Later, the parents of children with disabilities were directed to admit them to “specially designated pediatric clinics throughout Germany and Austria.”
The parents were told that children would receive treatment.
“In reality, the clinics were children's killing wards. There, specially recruited medical staff murdered their young charges by lethal overdoses of medication or by starvation.”
Within two years, German physicians would also be required to lend a veneer of medical professionalism to Hitler's genocidal war against the Jewish people that culminated with the gas chambers.
The pope linked these brutal practices to our modern regime of prenatal screening and pregnancy termination because we have become morally complacent.
The elimination of “life unworthy of life” — the unborn child with an extra copy of Chromosome 21 — has been de-stigmatized and even endorsed.
In a 2018 column for the Washington Post, Ruth Marcus, deputy senior page editor, defended a woman's “right” to abort a child diagnosed with Down syndrome, and said she would have done the same if one of her two children faced a lifetime of physical and intellectual impairment.
Marcus did not deny the humanity of these unborn children. “Many people with Down syndrome live happy and fulfilled lives,” she said.
But that didn't matter.

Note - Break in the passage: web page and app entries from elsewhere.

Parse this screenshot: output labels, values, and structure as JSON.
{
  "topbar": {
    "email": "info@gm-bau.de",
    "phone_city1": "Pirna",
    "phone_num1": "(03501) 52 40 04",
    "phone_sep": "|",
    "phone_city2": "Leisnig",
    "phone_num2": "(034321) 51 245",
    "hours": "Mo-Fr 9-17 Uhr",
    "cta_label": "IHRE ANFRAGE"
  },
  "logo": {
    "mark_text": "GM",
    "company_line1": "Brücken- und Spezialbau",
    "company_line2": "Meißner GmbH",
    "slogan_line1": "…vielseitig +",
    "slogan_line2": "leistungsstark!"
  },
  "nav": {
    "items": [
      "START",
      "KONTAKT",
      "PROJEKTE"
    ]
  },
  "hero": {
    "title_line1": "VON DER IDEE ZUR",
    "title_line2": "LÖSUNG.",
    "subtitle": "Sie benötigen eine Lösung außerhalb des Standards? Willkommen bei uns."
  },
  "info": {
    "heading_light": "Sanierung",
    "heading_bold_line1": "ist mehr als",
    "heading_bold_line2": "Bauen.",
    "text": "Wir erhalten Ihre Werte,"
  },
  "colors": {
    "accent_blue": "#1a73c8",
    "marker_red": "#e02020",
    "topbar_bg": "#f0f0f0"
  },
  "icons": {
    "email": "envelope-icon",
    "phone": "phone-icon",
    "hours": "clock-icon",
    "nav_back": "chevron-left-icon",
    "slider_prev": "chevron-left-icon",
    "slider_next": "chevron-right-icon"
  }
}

The important thing was her freedom to choose, to impose her will.
“That was not the child I wanted,” she said. “You can call me selfish, or worse, but I am in good company. The evidence is clear that most women confronted with the same unhappy alternative would make the same decision.”
Pope Francis, our pastor in chief, has witnessed this dark impulse first hand. Some parents are not prepared to care for a child with disabilities. They seek "a more tranquil life," he obsreved, and so "an innocent is done away with.”
The pope is not the only one to make the connection between past and present, between the "children's killing wards" of Hitler's Germany and the death-dealing practices of 21st Century prenatal screening.
Earlier this year, Stephen Camarata , a columnist for Psychology Today, took note of Iceland’s recent boast that it had “cured” Down syndrome through a systematic process of prenatal screening, and pregnancy termination, when needed.
“It is sad to contemplate that a word [‘to cure’] that for centuries meant ‘the care of souls’ has now come to mean ‘making sure that people with Down syndrome are never born.’
“One could argue that ‘eradicate’ or ‘purge’ or even ‘cleanse’ are much more accurate words …”
“Human society has been down this path before — many times — with uniformly horrific consequences,” he said, and pointed to “the Holocaust in Germany” and the role played by Nazi doctors who began by embracing the notion of “life unworthy of life.”
So why don't more Americans know that the destruction of disabled children and adults helped to prepare the way for the Final Solution?
Perhaps we do not want to know. We do not want to make the connection because our modern campaign against "life unworthy of life" has become commonplace, acceptable, and even justifiable.